Travelogue -- Day One, the Trip to Quincy
It was pouring as Chris and I left Oklahoma City about 5:30 AM and headed northeast for our annual Sister Trip. The rain did relieve my concerns about my garden while I was gone, but it was dark and Chris was unfamiliar with both the road and the car she was driving. She had arrived the evening before driving her husband's new car for the first time. We were taking our vacation in style, to be sure, but along with that was the apprehension that we would not deliver it back in the same pristine condition.
Those concerns receded somewhat with dawn. The sun on the horizon was as big and red as I've ever seen it, and seemed to confirm that our trip would be exceptional. Chris and I find pleasure in the same kind of things and we enjoy each other's company, so our sister trips are always wonderful, and truly the highlight of my year.
This year we would be a sentimental journey. We would be driving back to Quincy, Illinois first, an old German river town next to the Mississippi where we were born and raised. I have been back a few times since we lived there -- mostly on the way to art shows -- but it had been many years since Chris had made the trip back home. We would be staying the first three nights with Kathy, my best friend from high school, who lives with her cats, Lady Jane and Katy Kitty in the same house she grew up in. We've kept in touch all these years and even play scrabble regularly via the computer.
Then after our visit in Quincy, we would be driving on to the Lake of the Ozarks in Missouri where we vacationed so many summers during our growing up years. We would be meeting two dear friends from my art show days there, where we would stay in side-by-side cottages right on the lake. Erik lives in Toledo and Jill lives in Clyde, Ohio, and it had been a long time since I had seen either. I was so looking forward to spending time with them, too. Chris had met them both and liked them. I was sure we would all enjoy our time together.

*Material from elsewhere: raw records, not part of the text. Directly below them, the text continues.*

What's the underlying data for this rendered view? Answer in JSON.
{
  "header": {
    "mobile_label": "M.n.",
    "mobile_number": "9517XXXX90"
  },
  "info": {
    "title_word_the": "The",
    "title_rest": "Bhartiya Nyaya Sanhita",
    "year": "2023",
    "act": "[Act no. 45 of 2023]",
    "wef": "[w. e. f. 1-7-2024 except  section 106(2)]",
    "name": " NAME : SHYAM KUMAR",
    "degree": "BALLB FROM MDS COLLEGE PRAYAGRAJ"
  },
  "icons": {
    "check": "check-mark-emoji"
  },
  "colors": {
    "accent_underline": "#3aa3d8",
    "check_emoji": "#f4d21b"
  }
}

It quit raining somewhere past Tulsa, though it took us a while (plus instruction from a stranger at a gas station) to figure out how to turn the windshield wiper completely off. We stopped to have lunch at Lebanon Missouri, at a Sirloin Stockade. The fried chicken was good, though most of the food we sampled on the buffet was mediocre. They did, however, serve some of the best bread pudding we'd ever tasted.
The afternoon went by quickly as we drove across Missouri toward our hometown. We played a couple music CDs but mostly we talked. Quincy is not on the way to anywhere, so to get there it is necessary to take secondary roads the last hundred miles or so, but getting off the interstate was a pleasure, as one really gets the flavor of a place that way. We went through the picturesque town of Herman where we crossed the Missouri River. The little bakery I remembered from previous trips that sells exceptional cheese Danish was closed. They always close when they run out of pastries. It was just as well, though, as we were not a bit hungry.

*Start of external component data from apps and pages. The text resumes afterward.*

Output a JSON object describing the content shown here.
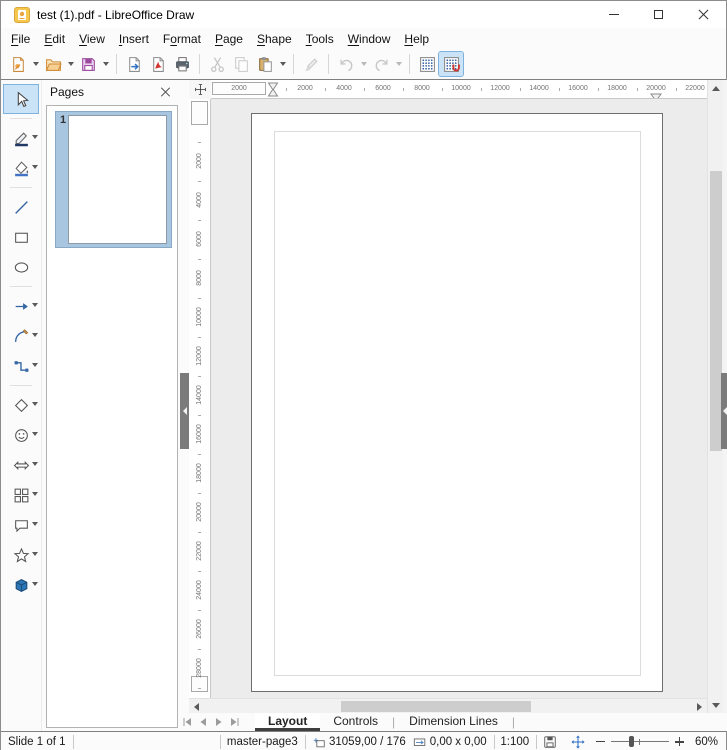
{
  "window": {
    "title": "test (1).pdf - LibreOffice Draw",
    "controls": [
      {
        "name": "minimize"
      },
      {
        "name": "maximize"
      },
      {
        "name": "close"
      }
    ]
  },
  "menu": {
    "items": [
      {
        "label": "File",
        "mnemonic_index": 0
      },
      {
        "label": "Edit",
        "mnemonic_index": 0
      },
      {
        "label": "View",
        "mnemonic_index": 0
      },
      {
        "label": "Insert",
        "mnemonic_index": 0
      },
      {
        "label": "Format",
        "mnemonic_index": 1
      },
      {
        "label": "Page",
        "mnemonic_index": 0
      },
      {
        "label": "Shape",
        "mnemonic_index": 0
      },
      {
        "label": "Tools",
        "mnemonic_index": 0
      },
      {
        "label": "Window",
        "mnemonic_index": 0
      },
      {
        "label": "Help",
        "mnemonic_index": 0
      }
    ]
  },
  "toolbar": {
    "buttons": [
      {
        "name": "new-document",
        "dropdown": true
      },
      {
        "name": "open",
        "dropdown": true
      },
      {
        "name": "save",
        "dropdown": true
      },
      {
        "separator": true
      },
      {
        "name": "export"
      },
      {
        "name": "export-as-pdf"
      },
      {
        "name": "print"
      },
      {
        "separator": true
      },
      {
        "name": "cut",
        "disabled": true
      },
      {
        "name": "copy",
        "disabled": true
      },
      {
        "name": "paste",
        "dropdown": true
      },
      {
        "separator": true
      },
      {
        "name": "clone-formatting",
        "disabled": true
      },
      {
        "separator": true
      },
      {
        "name": "undo",
        "disabled": true,
        "dropdown": true
      },
      {
        "name": "redo",
        "disabled": true,
        "dropdown": true
      },
      {
        "separator": true
      },
      {
        "name": "display-grid"
      },
      {
        "name": "snap-to-grid",
        "active": true
      }
    ]
  },
  "drawing_tools": {
    "items": [
      {
        "name": "select",
        "active": true
      },
      {
        "separator": true
      },
      {
        "name": "line-color",
        "dropdown": true
      },
      {
        "name": "fill-color",
        "dropdown": true
      },
      {
        "separator": true
      },
      {
        "name": "insert-line"
      },
      {
        "name": "rectangle"
      },
      {
        "name": "ellipse"
      },
      {
        "separator": true
      },
      {
        "name": "lines-and-arrows",
        "dropdown": true
      },
      {
        "name": "curves-and-polygons",
        "dropdown": true
      },
      {
        "name": "connectors",
        "dropdown": true
      },
      {
        "separator": true
      },
      {
        "name": "basic-shapes",
        "dropdown": true
      },
      {
        "name": "symbol-shapes",
        "dropdown": true
      },
      {
        "name": "block-arrows",
        "dropdown": true
      },
      {
        "name": "flowchart",
        "dropdown": true
      },
      {
        "name": "callout-shapes",
        "dropdown": true
      },
      {
        "name": "stars-and-banners",
        "dropdown": true
      },
      {
        "name": "3d-objects",
        "dropdown": true
      }
    ]
  },
  "pages_panel": {
    "title": "Pages",
    "pages": [
      {
        "number": "1",
        "selected": true
      }
    ]
  },
  "rulers": {
    "unit_note": "ruler numbers shown in document units",
    "horizontal": {
      "margin_label": "2000",
      "labels": [
        "2000",
        "4000",
        "6000",
        "8000",
        "10000",
        "12000",
        "14000",
        "16000",
        "18000",
        "20000",
        "22000"
      ]
    },
    "vertical": {
      "labels": [
        "2000",
        "4000",
        "6000",
        "8000",
        "10000",
        "12000",
        "14000",
        "16000",
        "18000",
        "20000",
        "22000",
        "24000",
        "26000",
        "28000"
      ]
    }
  },
  "tabs": {
    "items": [
      {
        "label": "Layout",
        "active": true
      },
      {
        "label": "Controls",
        "active": false
      },
      {
        "label": "Dimension Lines",
        "active": false
      }
    ]
  },
  "statusbar": {
    "slide_label": "Slide 1 of 1",
    "master_page": "master-page3",
    "cursor_position": "31059,00 / 176",
    "object_size": "0,00 x 0,00",
    "scale": "1:100",
    "zoom_level": "60%"
  },
  "colors": {
    "accent_highlight": "#cbe3f7",
    "accent_border": "#7eb3e0",
    "selection_blue": "#a9c6e0",
    "canvas_bg": "#ececec",
    "tool_blue": "#3465a4",
    "magnet_red": "#d0342c",
    "ruler_text": "#737373"
  }
}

We crossed the Mississippi River at Hannibal, Missouri late that afternoon after buying gas. Kathy had warned us to fill up before crossing over into Illinois and we were glad we had, as it was over three dollars a gallon on the other side of the river. Chris got a Snickers ice cream bar at the gas station, and when she laid it on the counter to pay for it, the clerk said, "That will be a dollar seventy-three please". Chris was shocked and said, "A dollar seventy-three?" The clerk looked at the enormous diamond on Chris's finger and replied, "If you don't have enough money, dear, you can leave that ring". We laughed about that comeback for days.
We got to the outskirts of Quincy and I tried to call Kathy to let her know we were almost there, but couldn't get a signal. We were a bit earlier than she expected, so we drove through our old neighborhood and down through South Park a bit. The park is only about three blocks from the house where we were raised. As children, we had played countless times along the creek that meanders through the park. That was during a time when parents didn't have to worry about their children walking to the park by themselves or playing for hours without supervision. We decided a hike in South Park would be first on our list the next day.

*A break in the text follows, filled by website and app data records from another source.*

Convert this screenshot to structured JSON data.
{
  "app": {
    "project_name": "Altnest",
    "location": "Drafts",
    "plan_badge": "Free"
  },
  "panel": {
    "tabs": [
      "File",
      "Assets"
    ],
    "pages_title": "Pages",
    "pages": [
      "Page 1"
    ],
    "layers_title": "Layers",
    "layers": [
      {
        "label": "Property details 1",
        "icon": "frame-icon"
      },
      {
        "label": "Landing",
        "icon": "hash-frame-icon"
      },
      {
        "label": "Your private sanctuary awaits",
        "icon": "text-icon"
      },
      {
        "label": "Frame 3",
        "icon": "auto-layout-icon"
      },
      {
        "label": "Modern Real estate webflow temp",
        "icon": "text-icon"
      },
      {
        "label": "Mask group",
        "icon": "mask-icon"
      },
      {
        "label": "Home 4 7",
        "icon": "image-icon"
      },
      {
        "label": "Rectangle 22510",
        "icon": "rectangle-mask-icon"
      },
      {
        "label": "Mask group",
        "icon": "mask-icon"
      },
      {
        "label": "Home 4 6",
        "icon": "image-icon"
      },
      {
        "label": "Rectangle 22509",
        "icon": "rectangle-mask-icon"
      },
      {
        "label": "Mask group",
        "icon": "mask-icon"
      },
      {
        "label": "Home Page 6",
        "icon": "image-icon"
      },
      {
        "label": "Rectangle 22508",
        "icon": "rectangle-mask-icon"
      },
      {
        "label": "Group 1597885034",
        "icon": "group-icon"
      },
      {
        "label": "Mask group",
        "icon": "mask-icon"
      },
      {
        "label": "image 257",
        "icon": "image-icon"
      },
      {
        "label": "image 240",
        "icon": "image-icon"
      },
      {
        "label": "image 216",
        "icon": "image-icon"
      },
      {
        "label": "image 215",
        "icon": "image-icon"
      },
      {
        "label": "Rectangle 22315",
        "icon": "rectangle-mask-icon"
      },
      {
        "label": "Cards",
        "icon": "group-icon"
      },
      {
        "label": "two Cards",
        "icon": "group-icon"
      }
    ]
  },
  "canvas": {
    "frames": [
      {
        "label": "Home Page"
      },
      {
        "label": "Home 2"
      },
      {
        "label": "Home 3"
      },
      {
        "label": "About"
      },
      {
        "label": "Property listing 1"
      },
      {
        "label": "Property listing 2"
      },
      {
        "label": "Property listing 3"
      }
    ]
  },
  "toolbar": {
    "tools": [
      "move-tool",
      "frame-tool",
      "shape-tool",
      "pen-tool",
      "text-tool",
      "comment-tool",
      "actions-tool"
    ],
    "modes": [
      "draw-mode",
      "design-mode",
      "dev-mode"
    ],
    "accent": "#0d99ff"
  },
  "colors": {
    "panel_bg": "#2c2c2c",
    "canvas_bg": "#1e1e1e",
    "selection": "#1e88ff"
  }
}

I finally got a call through to Kathy while we were in the park. In five minutes we were in her kitchen. Kathy had homemade dill bread baking and a wonderful meal waiting for us to help assemble. We had hot and sour soup and a lovely salad. For dessert she had made delicious pumpkin bars, which we snacked on at every opportunity during our visit.
That evening the three of us played scrabble. We all like the game, and it was fun to play in the same room after playing over the computer so many times. Kathy won, of course, as she almost always does. We went to bed at nine-thirty. Chris hadn't slept well the two previous nights, and it had been a long day. We were both exhausted but happy and looking forward to our trip down memory lane in Quincy.